The letter, a copy of which NCR obtained and translated, accuses Reynolds of heresy (Canon 751) [What could that be? Reynolds asserts that the Church can and should ordain women. That is one point that could figure in that charge.] and determined he incurred latae sententiae excommunication for throwing away the consecrated host or retaining it “for a sacrilegious purpose” (Canon 1367). [He probably wasn’t selling or giving the Eucharist to Satanists. However, if he, as a suspended priest without faculties, was illicitly celebrating Masses and then retaining and distributing the Eucharist to anyone at all, that could be a “sacrilegious purpose”. ] It also referenced Canon 1369 (speaking publicly against church teaching) in its review of the case. [Just check the internet for stories about him and what he has said and written in public.]

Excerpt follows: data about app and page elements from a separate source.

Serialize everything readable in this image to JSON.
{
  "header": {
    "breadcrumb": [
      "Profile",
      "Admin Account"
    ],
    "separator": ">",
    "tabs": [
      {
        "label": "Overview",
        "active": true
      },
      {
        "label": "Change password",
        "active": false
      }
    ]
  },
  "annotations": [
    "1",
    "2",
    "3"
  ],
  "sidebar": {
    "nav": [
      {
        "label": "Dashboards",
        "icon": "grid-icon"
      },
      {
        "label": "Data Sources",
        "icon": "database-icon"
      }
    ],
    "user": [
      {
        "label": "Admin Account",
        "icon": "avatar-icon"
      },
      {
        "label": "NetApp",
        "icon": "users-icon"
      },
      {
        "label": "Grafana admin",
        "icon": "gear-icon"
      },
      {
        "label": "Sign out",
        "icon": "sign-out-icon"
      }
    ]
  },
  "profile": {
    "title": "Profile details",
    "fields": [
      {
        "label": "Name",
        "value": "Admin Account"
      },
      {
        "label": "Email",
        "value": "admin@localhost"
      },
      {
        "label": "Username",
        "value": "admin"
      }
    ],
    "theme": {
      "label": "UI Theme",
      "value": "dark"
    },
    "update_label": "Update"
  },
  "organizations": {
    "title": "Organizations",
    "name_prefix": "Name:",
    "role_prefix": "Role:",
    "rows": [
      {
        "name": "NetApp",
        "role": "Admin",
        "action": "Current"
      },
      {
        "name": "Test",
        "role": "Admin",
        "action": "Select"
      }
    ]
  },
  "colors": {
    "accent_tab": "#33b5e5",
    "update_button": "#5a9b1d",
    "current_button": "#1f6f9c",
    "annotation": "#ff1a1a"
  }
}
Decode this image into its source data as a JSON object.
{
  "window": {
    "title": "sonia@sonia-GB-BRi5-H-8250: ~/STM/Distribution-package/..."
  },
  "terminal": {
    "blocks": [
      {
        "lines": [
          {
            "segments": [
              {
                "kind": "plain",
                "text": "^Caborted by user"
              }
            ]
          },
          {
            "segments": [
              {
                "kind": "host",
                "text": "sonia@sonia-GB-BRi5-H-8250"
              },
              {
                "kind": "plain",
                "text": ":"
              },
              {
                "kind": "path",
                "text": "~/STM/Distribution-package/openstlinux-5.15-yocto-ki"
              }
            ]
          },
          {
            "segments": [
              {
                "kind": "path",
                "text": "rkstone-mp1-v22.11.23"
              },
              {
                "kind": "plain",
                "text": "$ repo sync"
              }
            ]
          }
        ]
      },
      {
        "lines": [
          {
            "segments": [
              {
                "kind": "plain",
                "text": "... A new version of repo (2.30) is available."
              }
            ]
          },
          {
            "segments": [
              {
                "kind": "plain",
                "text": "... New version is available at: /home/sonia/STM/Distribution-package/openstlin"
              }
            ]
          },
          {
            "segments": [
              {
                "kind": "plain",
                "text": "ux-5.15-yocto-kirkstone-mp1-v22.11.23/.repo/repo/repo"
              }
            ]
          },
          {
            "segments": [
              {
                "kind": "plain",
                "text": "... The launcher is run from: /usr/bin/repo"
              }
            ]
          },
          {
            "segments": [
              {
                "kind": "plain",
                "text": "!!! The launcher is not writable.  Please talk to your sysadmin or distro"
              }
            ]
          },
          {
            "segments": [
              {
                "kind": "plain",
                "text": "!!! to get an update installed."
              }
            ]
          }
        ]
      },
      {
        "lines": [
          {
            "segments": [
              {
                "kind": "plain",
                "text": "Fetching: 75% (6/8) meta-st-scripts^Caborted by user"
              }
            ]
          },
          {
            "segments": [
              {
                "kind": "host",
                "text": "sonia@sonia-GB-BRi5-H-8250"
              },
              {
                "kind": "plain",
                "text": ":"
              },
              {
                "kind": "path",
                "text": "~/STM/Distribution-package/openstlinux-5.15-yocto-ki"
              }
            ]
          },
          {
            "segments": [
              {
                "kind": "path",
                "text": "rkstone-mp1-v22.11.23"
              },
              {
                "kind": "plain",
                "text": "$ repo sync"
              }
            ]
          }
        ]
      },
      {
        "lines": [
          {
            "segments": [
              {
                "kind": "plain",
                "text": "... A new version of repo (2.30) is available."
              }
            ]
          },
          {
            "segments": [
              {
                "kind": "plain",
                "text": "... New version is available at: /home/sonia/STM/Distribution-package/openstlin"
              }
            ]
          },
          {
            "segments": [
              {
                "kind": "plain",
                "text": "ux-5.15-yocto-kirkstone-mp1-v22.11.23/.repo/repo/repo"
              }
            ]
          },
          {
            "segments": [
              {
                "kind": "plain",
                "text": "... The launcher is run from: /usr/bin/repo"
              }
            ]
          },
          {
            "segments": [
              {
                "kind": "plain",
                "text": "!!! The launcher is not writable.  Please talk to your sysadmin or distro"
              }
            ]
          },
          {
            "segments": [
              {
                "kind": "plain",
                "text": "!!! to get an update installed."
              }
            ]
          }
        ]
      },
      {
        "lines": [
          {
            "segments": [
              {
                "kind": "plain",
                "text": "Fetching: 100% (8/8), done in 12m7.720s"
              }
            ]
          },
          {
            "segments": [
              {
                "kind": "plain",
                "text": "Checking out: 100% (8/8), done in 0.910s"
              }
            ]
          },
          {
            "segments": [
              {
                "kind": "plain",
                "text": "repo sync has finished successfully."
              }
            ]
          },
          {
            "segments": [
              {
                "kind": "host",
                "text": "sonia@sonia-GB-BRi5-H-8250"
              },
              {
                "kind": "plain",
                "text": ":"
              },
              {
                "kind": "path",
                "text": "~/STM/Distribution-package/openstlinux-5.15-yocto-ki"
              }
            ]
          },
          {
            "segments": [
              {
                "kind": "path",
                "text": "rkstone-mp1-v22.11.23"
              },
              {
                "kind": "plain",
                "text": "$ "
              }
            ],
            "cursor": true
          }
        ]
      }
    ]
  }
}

“Pope Francis, Supreme Pontiff [He might refer to himself most often as “Bishop of Rome”, but he remains also “Supreme Pontiff”.] having heard the presentation of this Congregation concerning the grave reason for action … of [Fr. Greg Reynolds] of the Archdiocese of Melbourne, all the preceding actions to be taken having been followed, with a final and unappealable decision and subject to no recourse, has decreed dismissal from the clerical state is to be imposed on said priest for the good of the Church,” read the document, signed by Archbishop Gerhard Muller, prefect for the congregation, and his secretary, Jesuit Archbishop Luis Ladaria. [His dismissal is for the good of the Church, and the excommunication is for his own spiritual good. These actions had to undertaken for he purpose of the salvation of souls, to avoid scandal, etc.]
Reynolds told NCR that while he knew the pope had reiterated that the door to women’s ordination was closed, he said his hope was that it didn’t mean the door was locked, “or maybe there is a way in through an open window.”
“I am very surprised that this order has come under his watch; it seems so inconsistent with everything else he has said and done,” he said. [That means that he hasn’t been paying attention.]
So, Greg Reynolds joins fellow ex-priests such as Roy Bourgeois, who didn’t pay attention, who didn’t submit to the Church’s judgment concerning grave matters, and who decided to oppose the Church publicly and thus cause scandal.
This is sad. We should stop for a moment and say a prayer for him. We should then remind others who, like him, are sunk in error and defiance, that the possibility of censure awaits them as well.